Work is long but oddly fulfilling, and much of it is about keeping them alive. Most Camps are really Farms--most of what they eat is grown in their own fields. The work happens from sunup to sundown. With decades of experience the wardens know exactly where men break and stop just short of it. Most of the dirty work is done by hand, and labor-saving machines are few--time behind a tractor allows the mind to wander. The inmates quickly appreciate the skill and the training even peasant work demands. The deficit (and there usually are, given how much they need to be fed), are made up by the State. With tractors and fertilizer and modern genetics feeding the population is almost trivial compared to the titanic efforts demanded not even ten generations past. But the State is not a spendthrift, at least not to them. The inmates must learn that they need to work just a little harder, and even if they did work as hard as they could have going hungry for a bit builds character. Most people come here because they are both overconfident and soft, a modern and fatal character flaw. Taiheis are a perceptive people used to privation--they know that even in good times they must be prepared for the bad.

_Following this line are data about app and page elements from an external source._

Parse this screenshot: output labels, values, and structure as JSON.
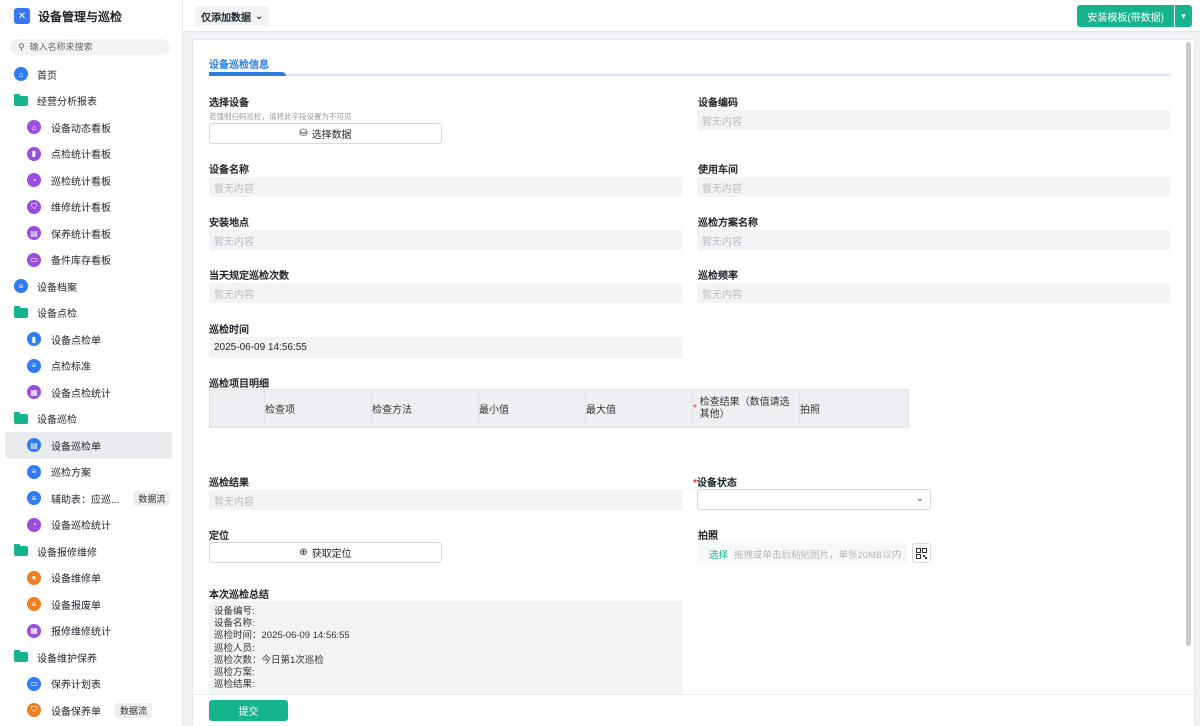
{
  "app": {
    "title": "设备管理与巡检"
  },
  "search": {
    "placeholder": "输入名称来搜索"
  },
  "sidebar": {
    "items": [
      {
        "label": "首页",
        "icon": "home-icon",
        "color": "#2f7cf6"
      },
      {
        "label": "经营分析报表",
        "icon": "folder-icon",
        "color": "#16b38f"
      },
      {
        "label": "设备动态看板",
        "icon": "home-icon",
        "color": "#9b4de0"
      },
      {
        "label": "点检统计看板",
        "icon": "bar-chart-icon",
        "color": "#9b4de0"
      },
      {
        "label": "巡检统计看板",
        "icon": "pie-chart-icon",
        "color": "#9b4de0"
      },
      {
        "label": "维修统计看板",
        "icon": "shield-icon",
        "color": "#9b4de0"
      },
      {
        "label": "保养统计看板",
        "icon": "document-icon",
        "color": "#9b4de0"
      },
      {
        "label": "备件库存看板",
        "icon": "box-icon",
        "color": "#9b4de0"
      },
      {
        "label": "设备档案",
        "icon": "list-icon",
        "color": "#2f7cf6"
      },
      {
        "label": "设备点检",
        "icon": "folder-icon",
        "color": "#16b38f"
      },
      {
        "label": "设备点检单",
        "icon": "bookmark-icon",
        "color": "#2f7cf6"
      },
      {
        "label": "点检标准",
        "icon": "list-icon",
        "color": "#2f7cf6"
      },
      {
        "label": "设备点检统计",
        "icon": "chart-icon",
        "color": "#9b4de0"
      },
      {
        "label": "设备巡检",
        "icon": "folder-icon",
        "color": "#16b38f"
      },
      {
        "label": "设备巡检单",
        "icon": "form-icon",
        "color": "#2f7cf6"
      },
      {
        "label": "巡检方案",
        "icon": "list-icon",
        "color": "#2f7cf6"
      },
      {
        "label": "辅助表：应巡...",
        "icon": "list-icon",
        "color": "#2f7cf6",
        "badge": "数据流"
      },
      {
        "label": "设备巡检统计",
        "icon": "pie-chart-icon",
        "color": "#9b4de0"
      },
      {
        "label": "设备报修维修",
        "icon": "folder-icon",
        "color": "#16b38f"
      },
      {
        "label": "设备维修单",
        "icon": "user-icon",
        "color": "#f07f22"
      },
      {
        "label": "设备报废单",
        "icon": "list-icon",
        "color": "#f07f22"
      },
      {
        "label": "报修维修统计",
        "icon": "chart-icon",
        "color": "#9b4de0"
      },
      {
        "label": "设备维护保养",
        "icon": "folder-icon",
        "color": "#16b38f"
      },
      {
        "label": "保养计划表",
        "icon": "card-icon",
        "color": "#2f7cf6"
      },
      {
        "label": "设备保养单",
        "icon": "shield-icon",
        "color": "#f07f22",
        "badge": "数据流"
      }
    ]
  },
  "topbar": {
    "filter": "仅添加数据",
    "install": "安装模板(带数据)"
  },
  "form": {
    "tab": "设备巡检信息",
    "empty": "暂无内容",
    "select_device": {
      "label": "选择设备",
      "hint": "若强制扫码巡检，请将此字段设置为不可见",
      "button": "选择数据"
    },
    "device_code": {
      "label": "设备编码"
    },
    "device_name": {
      "label": "设备名称"
    },
    "workshop": {
      "label": "使用车间"
    },
    "location": {
      "label": "安装地点"
    },
    "plan_name": {
      "label": "巡检方案名称"
    },
    "daily_count": {
      "label": "当天规定巡检次数"
    },
    "frequency": {
      "label": "巡检频率"
    },
    "time": {
      "label": "巡检时间",
      "value": "2025-06-09 14:56:55"
    },
    "items": {
      "label": "巡检项目明细",
      "columns": [
        "检查项",
        "检查方法",
        "最小值",
        "最大值",
        "检查结果（数值请选其他）",
        "拍照"
      ]
    },
    "result": {
      "label": "巡检结果"
    },
    "status": {
      "label": "设备状态",
      "required": "*"
    },
    "position": {
      "label": "定位",
      "button": "获取定位"
    },
    "photo": {
      "label": "拍照",
      "pick": "选择",
      "tip": "拖拽或单击后粘贴图片，单张20MB以内"
    },
    "summary": {
      "label": "本次巡检总结",
      "lines": [
        "设备编号:",
        "设备名称:",
        "巡检时间：2025-06-09 14:56:55",
        "巡检人员:",
        "巡检次数：今日第1次巡检",
        "巡检方案:",
        "巡检结果:"
      ]
    },
    "submit": "提交"
  }
}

When they don't work for the Camp the inmates work for themselves. The best craftsmen are high in status and their advice sought after, as they will be released soon. A library exists to fill what little time (and thought) the inmates have left. If they do not read, they write, mostly about themselves, what they have done, and what they have learned. The wardens talk about it with them, from time to time, like a teacher conversing with a student. Bad students are placed under supervision. Disruptive students are removed from the class and given discipline on their own.
Sometimes the inmates are let out. The bad ones must wear a vest that says "CRIMINAL" on the back and sent to the most menial tasks. The good ones merely wear their jumpsuits out and are even allowed to talk to the passers-by on occasion. From early childhood people are conditioned to half-pity, half-respect them--they are only trying their best.
--and trying their best is all that the Thought Police are looking for. The Camp serves a holy purpose. The extirpation of deceit, of cynicism, of all the little evil thoughts that kills Man. A God Worshipper only needs to see the hypocrisy of the Jesselton squat or the suicidal decadence of Wallasea to shake him to his bone. No, sincere men, helpful men, holy men reach Heaven. Some will return as bohisattvas to help the rest of us along. To shirk this duty is to condemn the world to suffer, to decay, and to become colder in entropy. None of the wardens want this to happen, from the bottom of their hearts.
Across the barracks a great slogan is painted, the first thing one sees when committed to the Camp. The inmates apply a fresh coat every year. It is also written on the gate, as the last thing a reformed man sees before becoming free. In Yamato it reads:
WITHOUT US, THERE IS NO YOU